Just like on the deck of a boat, fly line management comes into play while wading a bonefish flat. If left unattended, the line will trail behind as you walk forward, creating drag and inherently forcing you to make extra false casts just to load the fly rod before making your delivery. There are several tactics to avoid the headaches that come from dragging the fly line. You can use a stripping basket, which keeps the line at the ready without the risk of dragging or snagging. But they can be a bit cumbersome, and are not for everybody.
Another option, a personal favorite, is to make a cast, then strip in the line, making manageable loops that you can hold in your non-casting hand as you wade. When you spot a fish, you let the line loops drop at your side and start your cast. Keep in mind, this can create tangles, if the loops you carry are too small or your fly line hasn’t been cleaned and dressed in a while. The simple solution is to carry larger loops and clean your line before you get on the water and again at mid-day.

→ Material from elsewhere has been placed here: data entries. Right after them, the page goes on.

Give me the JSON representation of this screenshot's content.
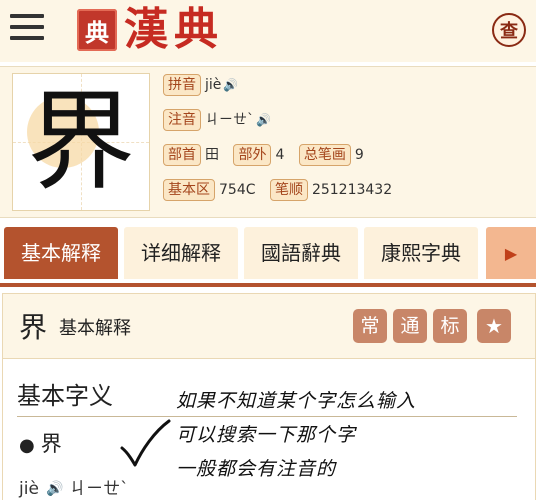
{
  "header": {
    "seal_text": "典",
    "logo_text": "漢典",
    "search_label": "查"
  },
  "character": {
    "glyph": "界",
    "fields": {
      "pinyin_label": "拼音",
      "pinyin_value": "jiè",
      "zhuyin_label": "注音",
      "zhuyin_value": "ㄐㄧㄝˋ",
      "radical_label": "部首",
      "radical_value": "田",
      "outer_strokes_label": "部外",
      "outer_strokes_value": "4",
      "total_strokes_label": "总笔画",
      "total_strokes_value": "9",
      "basic_block_label": "基本区",
      "basic_block_value": "754C",
      "stroke_order_label": "笔顺",
      "stroke_order_value": "251213432"
    }
  },
  "tabs": [
    {
      "label": "基本解释",
      "active": true
    },
    {
      "label": "详细解释",
      "active": false
    },
    {
      "label": "國語辭典",
      "active": false
    },
    {
      "label": "康熙字典",
      "active": false
    }
  ],
  "content": {
    "head_char": "界",
    "head_title": "基本解释",
    "badges": [
      "常",
      "通",
      "标"
    ],
    "section_title": "基本字义",
    "entry_char": "界",
    "entry_pinyin": "jiè",
    "entry_zhuyin": "ㄐㄧㄝˋ"
  },
  "annotation": {
    "lines": [
      "如果不知道某个字怎么输入",
      "可以搜索一下那个字",
      "一般都会有注音的"
    ]
  },
  "colors": {
    "accent": "#b4532e",
    "brand_red": "#c62b22",
    "tag_bg": "#fbe7c6",
    "badge_bg": "#c88668",
    "panel_bg": "#fdf6e6"
  },
  "icons": {
    "menu": "hamburger-icon",
    "search": "search-seal-icon",
    "speaker": "speaker-icon",
    "next": "chevron-right-icon",
    "star": "star-icon",
    "check": "checkmark-icon"
  }
}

Another thing to remember is that, because wading you can sneak up on fish with greater ease, most of your presentations will be at close range, so you better dial in your short game. And since you won’t be making 80-foot casts, there’s no point in carrying a lot of line out as you look for fish. Instead, limit the length of line you carry in coils to 30 or 35 feet, and have the leader and some 15 feet of line outside the rod tip. More line means a higher likelihood of snags or tangles, besides, you can always pull more line out of the reel during the cast, if necessary.
As far as casting goes, roll-casting is a great way to make short presentations when there’s no room for the backcast, but anglers on foot rarely lack the luxury of wide-open spaces to cast. Besides, roll-casting is a pretty noisy way to present your fly to wary bonefish at close range. Instead, anglers should familiarize themselves with the steeple cast, which utilizes a high-angle backcast to load the rod. Instead of coming straight back for the backcast, you just stop the rod sooner, so the tip points higher and shoots the line up and over any obstructions behind. On the forward cast, you should stop the rod at about eye level, though different situations often call for slight adjustments. Practice making shots to targets with an obstruction behind you until you master this casting technique, so you’ll have it in your bag of tricks when needed.
Once you make your shot, wait. Often times, the subtle sound of the fly landing will draw enough attention to entice the fish in for a closer look. If you’re satisfied with the presentation, and you deem your fly is in the ideal spot, it’s time to sell it. Put the tip of your rod in the water, take up any slack with a long, slow strip to ensure a direct connection to the fly, and impart action to your offering, keeping an eye on the bonefish’s body language.
If you get a reaction, don’t do anything except get ready to strip-set. If you do not get a reaction, implement a slow strip to move the fly slightly and get the fish’s attention. If the fish approaches timidly, continue to strip slowly. If the bone pounces on the fly and eats, resist the urge to make a sharp strip-set. Instead, make a long, slow strip, keeping moderate tension. That’s usually enough to get a good hook-set, and if you miss, it keeps the fly in position to give the fish a second crack at it.
Should the fish swim toward you after the hookup, quickly dip the rod tip in the water, at an angle pointing away from the fish, to minimize slack and prevent the line from wrapping around your rod tip. When the fish swims past you, lift your rod as high as possible to keep the bone from rubbing its nose on the bottom to chafe the line and break off. Once the line has been cleared and its coming off the reel, put the screws to the fish, pulling with the rod at a low angle in a direction that would force the bone to do a back-flip. That’s how you beat a fish quickly, shortening the battle and ensuring a successful release.